## [The data]
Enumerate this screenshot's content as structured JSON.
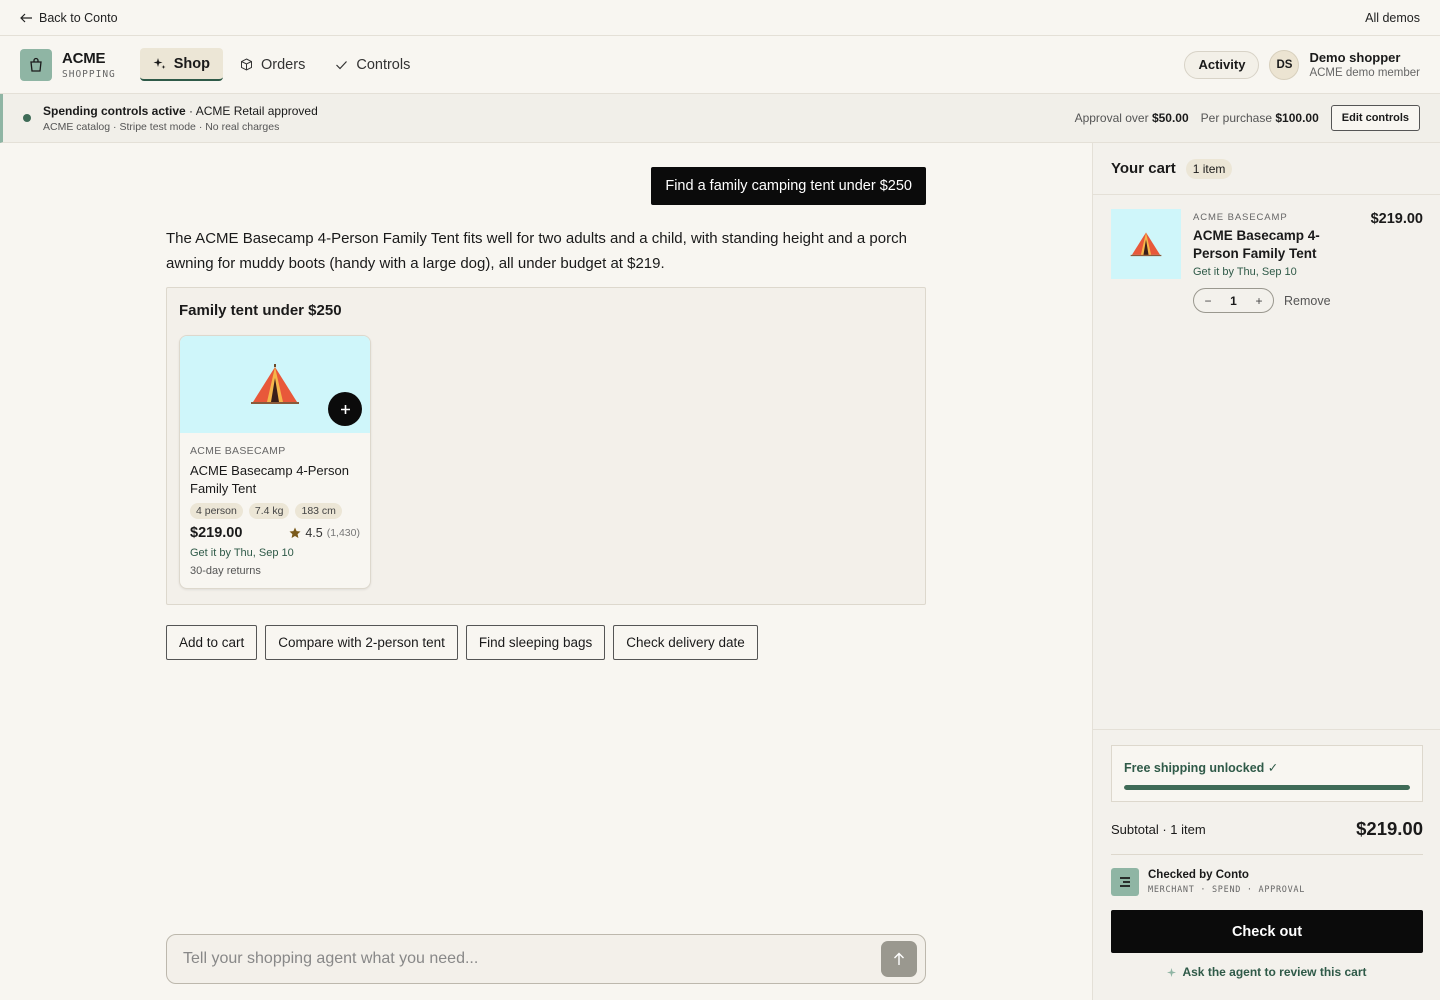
{
  "topbar": {
    "back_label": "Back to Conto",
    "all_demos_label": "All demos"
  },
  "brand": {
    "name": "ACME",
    "subtitle": "SHOPPING"
  },
  "nav": {
    "tabs": [
      {
        "label": "Shop",
        "icon": "sparkle-icon"
      },
      {
        "label": "Orders",
        "icon": "box-icon"
      },
      {
        "label": "Controls",
        "icon": "check-icon"
      }
    ],
    "activity_label": "Activity",
    "user": {
      "initials": "DS",
      "name": "Demo shopper",
      "role": "ACME demo member"
    }
  },
  "banner": {
    "status_text": "Spending controls active",
    "approval_text": " · ACME Retail approved",
    "subtext": "ACME catalog · Stripe test mode · No real charges",
    "approval_over_label": "Approval over",
    "approval_over_value": "$50.00",
    "per_purchase_label": "Per purchase",
    "per_purchase_value": "$100.00",
    "edit_label": "Edit controls"
  },
  "chat": {
    "user_message": "Find a family camping tent under $250",
    "agent_reply": "The ACME Basecamp 4-Person Family Tent fits well for two adults and a child, with standing height and a porch awning for muddy boots (handy with a large dog), all under budget at $219.",
    "results_title": "Family tent under $250",
    "product": {
      "brand": "ACME BASECAMP",
      "name": "ACME Basecamp 4-Person Family Tent",
      "chips": [
        "4 person",
        "7.4 kg",
        "183 cm"
      ],
      "price": "$219.00",
      "rating": "4.5",
      "rating_count": "(1,430)",
      "delivery": "Get it by Thu, Sep 10",
      "returns": "30-day returns"
    },
    "actions": [
      "Add to cart",
      "Compare with 2-person tent",
      "Find sleeping bags",
      "Check delivery date"
    ],
    "composer_placeholder": "Tell your shopping agent what you need..."
  },
  "cart": {
    "title": "Your cart",
    "count": "1 item",
    "item": {
      "brand": "ACME BASECAMP",
      "name": "ACME Basecamp 4-Person Family Tent",
      "delivery": "Get it by Thu, Sep 10",
      "price": "$219.00",
      "quantity": "1",
      "remove_label": "Remove"
    },
    "shipping_text": "Free shipping unlocked ✓",
    "shipping_progress": 1.0,
    "subtotal_label": "Subtotal · 1 item",
    "subtotal_value": "$219.00",
    "checked_by": "Checked by Conto",
    "checked_tags": "MERCHANT · SPEND · APPROVAL",
    "checkout_label": "Check out",
    "review_label": "Ask the agent to review this cart"
  },
  "colors": {
    "accent": "#3f6b57",
    "brand_tile": "#8fb5a4",
    "product_bg": "#cff6fa",
    "dark": "#0b0b0b"
  }
}
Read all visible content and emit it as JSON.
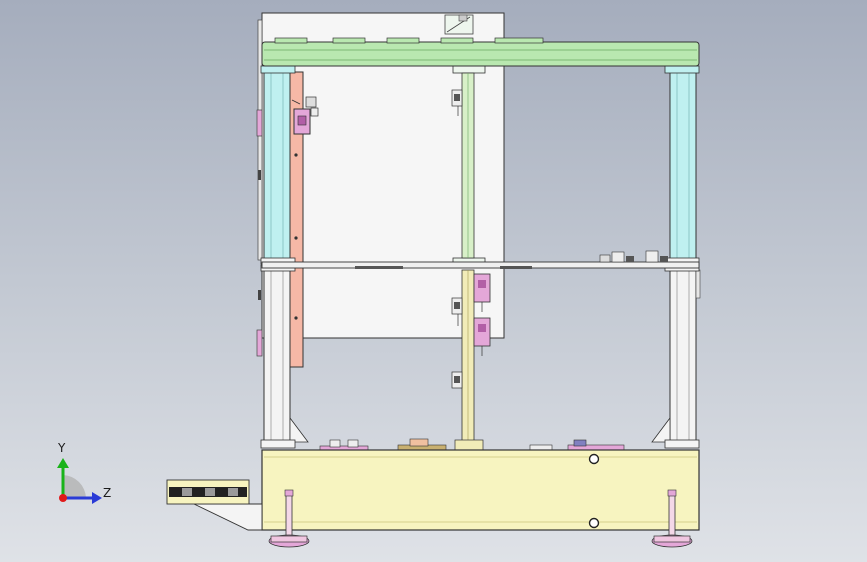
{
  "triad": {
    "y_label": "Y",
    "z_label": "Z",
    "colors": {
      "y": "#19b319",
      "z": "#2a3bd6",
      "x": "#e01919"
    }
  },
  "colors": {
    "background_top": "#a5adbd",
    "background_bottom": "#dfe2e7",
    "top_beam": "#b9e8b0",
    "base": "#f7f4c0",
    "cyan_column": "#bff0f0",
    "salmon_bracket": "#f6b8a6",
    "cabinet": "#f5f5f5",
    "pink_part": "#e4a7d8",
    "yellow_post": "#f1ecb8"
  }
}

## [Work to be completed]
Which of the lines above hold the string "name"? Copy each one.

## [Response below]
    "name": "ACME",
      "name": "Demo shopper",
      "name": "ACME Basecamp 4-Person Family Tent",
      "name": "ACME Basecamp 4-Person Family Tent",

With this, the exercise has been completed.